Halloween is a really fun time of the year and who doesn’t like getting a pillowcase full of Kit Kats? But that doesn’t mean you can let your guard down. Stay safe this Halloween, and be a little techy while you’re at it.
In Case You Missed It
Apple announced that iPad Minis are available for pre-order! The 7.9-inch devices will feature the same resolution as the full version and there is already buzz about all the new accessories. Note — they will also be using the new Lightning connector that the iPhone 5 uses. I actually saw one enthusiastic fan saying they were ordering an iPad Mini just for the extra power cable for their iPhone 5 (facepalm). I hope they were just kidding.
8 Times the fun
Windows released information that their new Windows 8 OS is out as well, initial reviews have claimed that it is the best OS of the decade but others have said it’s a confusing mess not to be given second thought. I’d love to hear your opinion on it if you get a Windows 8 machine.

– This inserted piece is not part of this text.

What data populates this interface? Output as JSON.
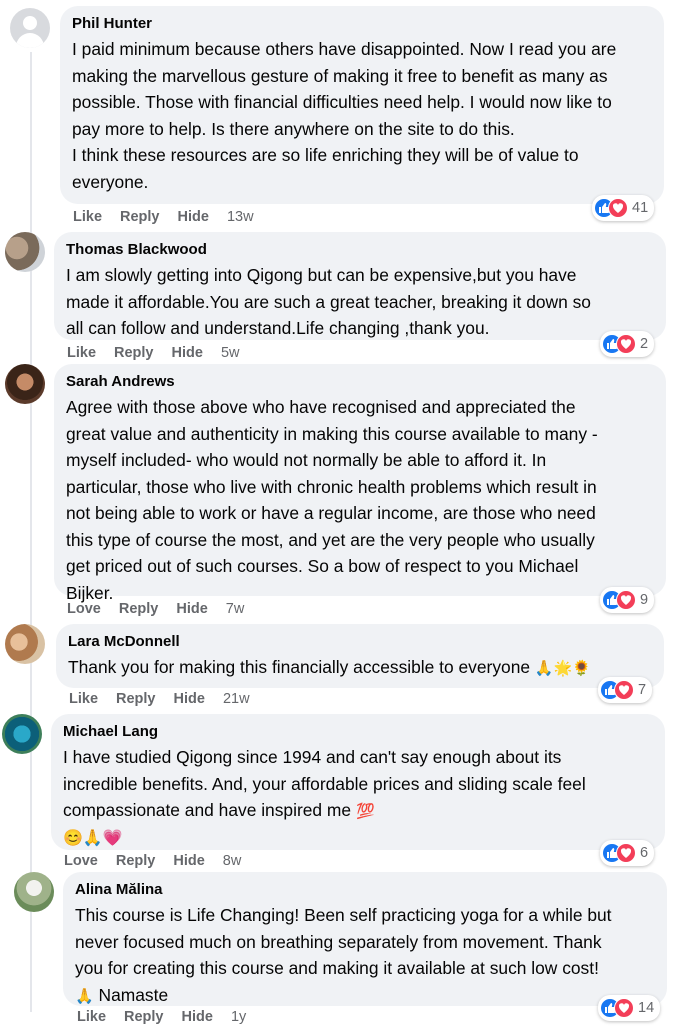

Your Robot Overlords are coming….
Check out this video showing how robots can be programmed to communicate each other with basic AI: http://youtu.be/i3ernrkZ91E they are provided with a process to complete basic tasks based using solutions.
By PHIL SEIBEL
I just saw an article about how kids that have typically been trending towards an alarmingly sedentary lifestyle are being “saved” by the iPad because it promotes interactivity rather than just using TV as a babysitter. It goes on to say how the mentally stimulating activities that are available (music apps, reading apps, etc) give kids more opportunity to learn rather than just sit. While I wholeheartedly agree that the interactive experiences kids can have nowadays is getting better each day and that we have the opportunity to teach our children more using these resources, get outside. Put down the tablet, turn off your TV and go outside and play. Enjoy some family time outside of Words with Friends. Instead of flinging Angry Birds, throw some snowballs. Instead of teaching your kids piano on a virtual keyboard, take them to a symphony. My point is, use technology to enhance your education and lifestyle, not to replace it.